If you know me, you know that I like to bike year-round. Not every day, but most. I’m not alone. Two of our current staff of 10 regularly bikes to work.
We’re lucky to live and work in the Portland area. Maine is ranked #17 most bike-friendly state by the League of American Cyclists. The Portland Maine Bicycle Commuting Facebook group has more than 650 members (including me).
As a bike commuting insurance agent, it’s about time I wrote to explain how common insurance policies can protect cyclists, and suggest the best insurance coverage for Maine cyclists. The good news: many cyclists already have the basic coverage; they may just need to adjust their policies to get the best protection.
Car Insurance for Bicycles?
Most cyclists are also drivers, so they have car insurance. They’re probably unaware that their auto policy protects them when they’re cycling. One part, Uninsured Motorist Coverage, is especially critical when you’re riding your bike:
Uninsured Motorist coverage protects you against injury
- caused by an accident that’s someone else’s fault
- if that person had no insurance or insufficient insurance
UM coverage can pay:
- hospital and medical care
- prescriptions and therapy
- lost wages
- pain & suffering
How Uninsured Motorist Coverage Works
UM covers the difference between the limit you purchased and what the responsible party bought. An example: someone with Maine state minimum limits ($50,000 per person) hits you. Your medical bills, lost wages and pain & suffering total $100,000. Your UM policy will pay $50,000 if you purchased at least $100,000 of coverage.
- Buy as much UM coverage as you can. For most Maine auto policies that’s $500,000.
- Some umbrella policies allow you to include UM up to an additional $1 million.
- Even if you don’t own a car, you can buy a “named non-owner” policy, including UM coverage.
Bicycle Coverage on Home, Condo or Renters Insurance
The most common Maine property insurance policies cover:
- Your bike and accessories against 16 “named perils”, including theft and vehicle damage.
- Injuries or Property damage you cause to others while cycling
- Legal defense against lawsuits for injuries or property damage.
They do NOT cover:
- Collisions or dumping
- Road damage such as potholes
- Falling off a vehicle rack, driving into the garage with the bike on the roof rack, etc.
- Buy “replacement cost” coverage to avoid depreciation.
- Buy “open perils” (sometimes called HO-5) homeowners coverage. This greatly expands the 16 named perils described above.
- Your deductible will apply.
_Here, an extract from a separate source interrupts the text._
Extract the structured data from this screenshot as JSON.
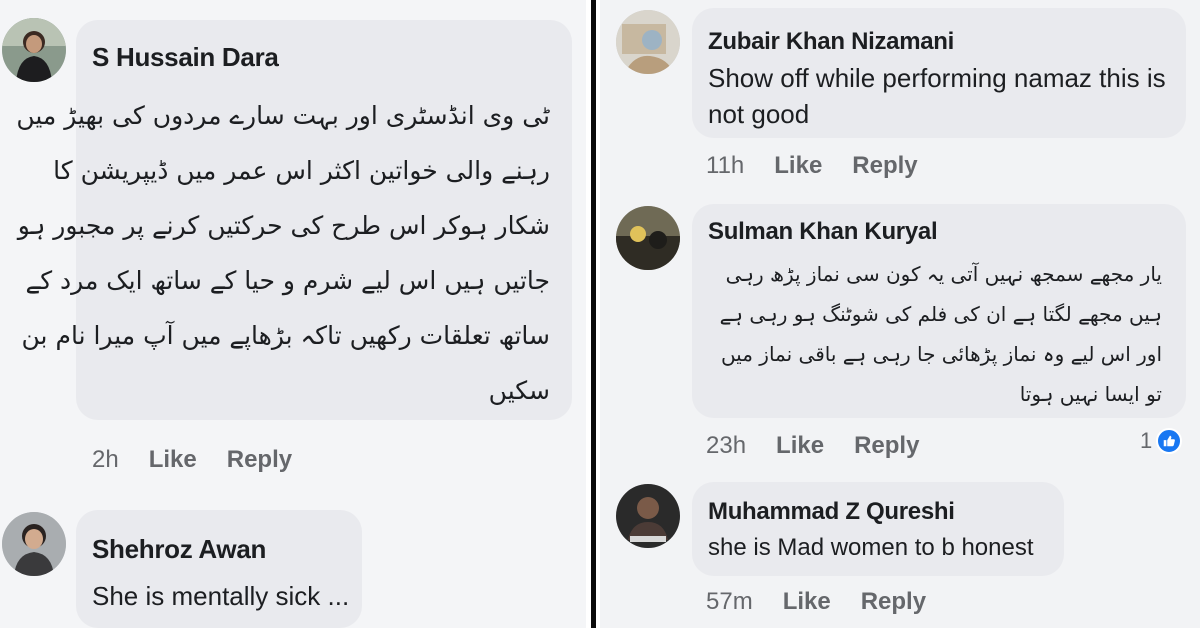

Keep the value of your bike in mind when you choose deductibles.
- Some insurance companies allow you to “schedule” your bike, which provides better (“open perils”) coverage, often at no deductible.
How Are Scooters, Mopeds or E-Bikes Insured?
Scooters, mopeds and similar self-propelled vehicles are considered “motor vehicles” by insurance policies. They should be insured on an auto or motorcycle policy. Maine State Law requires proof of auto insurance to register them. The insurance isn’t very expensive.
E-bikes are unique. They’re not considered to be “motor vehicles” by most auto insurance. But they ARE defined as motor vehicles on most homeowners policies, and thus EXCLUDED. That means no property OR liability coverage for e-bikes.
A few specialty e-bike insurance programs exist. For now, we recommend that you buy coverage from them to protect yourself against liability, theft and more. If you do purchase special insurance for your e-bike, pay particular attention to your Uninsured Motorist coverage. As of 2019, Noyes Hall & Allen sells a product that can provide up to $500,000 liability and UM coverage for e-bike owners.
FMI: Electric Bikes and Insurance – from Bike Law Maine
If you’re a cyclist in Maine, and have questions about insuring yourself or your bike, call Noyes Hall & Allen at 207-799-5541. We understand cyclists and insurance. We’d be happy to help you protect yourself better. We offer a choice of Maine’s top insurance companies, and know how to advocate for our clients. We’re independent and committed to you.
Maine’s data card from League of American Cyclists (.pdf)